  3. ^ "Our Captain". usslcca25.com. Retrieved October 9, 2009.
  4. ^ a b David A. Pfeiffer (2008). "Sage Prophet or Loose Cannon? Skilled Intelligence Officer in World War II Foresaw Japan's Plans, but Annoyed Navy Brass". Prologue Summer 2008: Vol. 40, No. 2. College Park, Maryland: U.S. National Archives and Records Administration.
  5. ^ Katz, Stan (August 10, 2015). The Emperor and the Spy: The Secret Alliance to Prevent World War II. Horizon Productions. ISBN 9780990334910.
  6. ^ "Salt Lake City (CL-25)". Dictionary of American Naval Fighting Ships. Naval History and Heritage Command. Retrieved January 31, 2016.
  7. ^ "Books: Fifteen Guns". time.com. December 23, 1946. Retrieved October 7, 2009.
  8. ^ Linebarger, Paul M. A. (1955). Psychological Warfare (2nd ed.). Washington: Combat Forces Press. p. 204.
  9. ^ "Books: Fifteen Guns". time.com. December 23, 1946. Retrieved January 31, 2016.
  10. ^ Deane J. Allen. "History of Defense Intelligence Agency". Archived from the original on December 2, 2013. Retrieved January 31, 2016.
  11. ^ Tim Brooks and Earle Marsh, The Complete Directory to Prime Time Network TV Shows, 1946–Present, New York: Ballantine Press, 1992, p. 79
  12. ^ "Secret Missions; The Story of an Intelligence Officer". abaa.org/books. Retrieved October 7, 2009.[permanent dead link]
  13. ^ "Behind Closed Doors: The Secret History of the Cold War". barnesandnoble.com. Retrieved October 7, 2009.
  14. ^ "Social Security Death Index". ssdi.rootsweb.ancestry.com. Retrieved October 9, 2009.
  15. ^ "Tulsa Library plans series on Travels with Tulsans". Tulsa World. Tulsa, Oklahoma. January 4, 1989. Retrieved November 12, 2013.

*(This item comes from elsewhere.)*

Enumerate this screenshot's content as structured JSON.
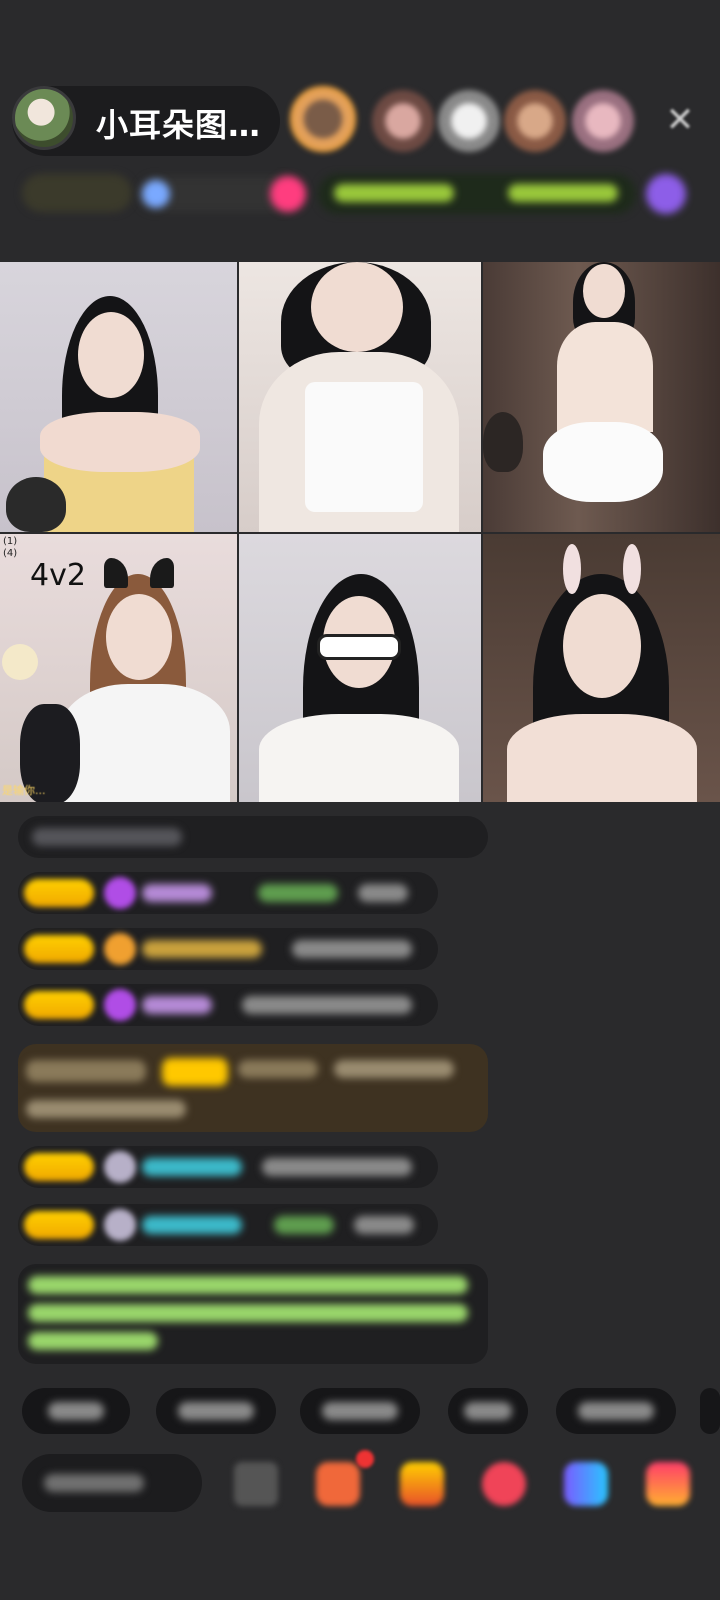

  16. ^ "Ellis M Zacharias Jr Inventor". PatentBuddy. May 8, 1992. Retrieved November 12, 2013.
  17. ^ "ZACHARIAS – Ellis M Jr". Tulsa World. Tulsa, Oklahoma. April 20, 2006. Retrieved November 12, 2013.
  18. ^ "CAPT JERROLD M. ZACHARIAS, USN". Naval Aviation Museum Foundation, Inc. Retrieved November 12, 2013.
  19. ^ "Jerrold M. Zacharias, Captain, USN (Ret.)" (PDF). The Golden Eagles Roost. The Golden Eagles. Retrieved November 12, 2013.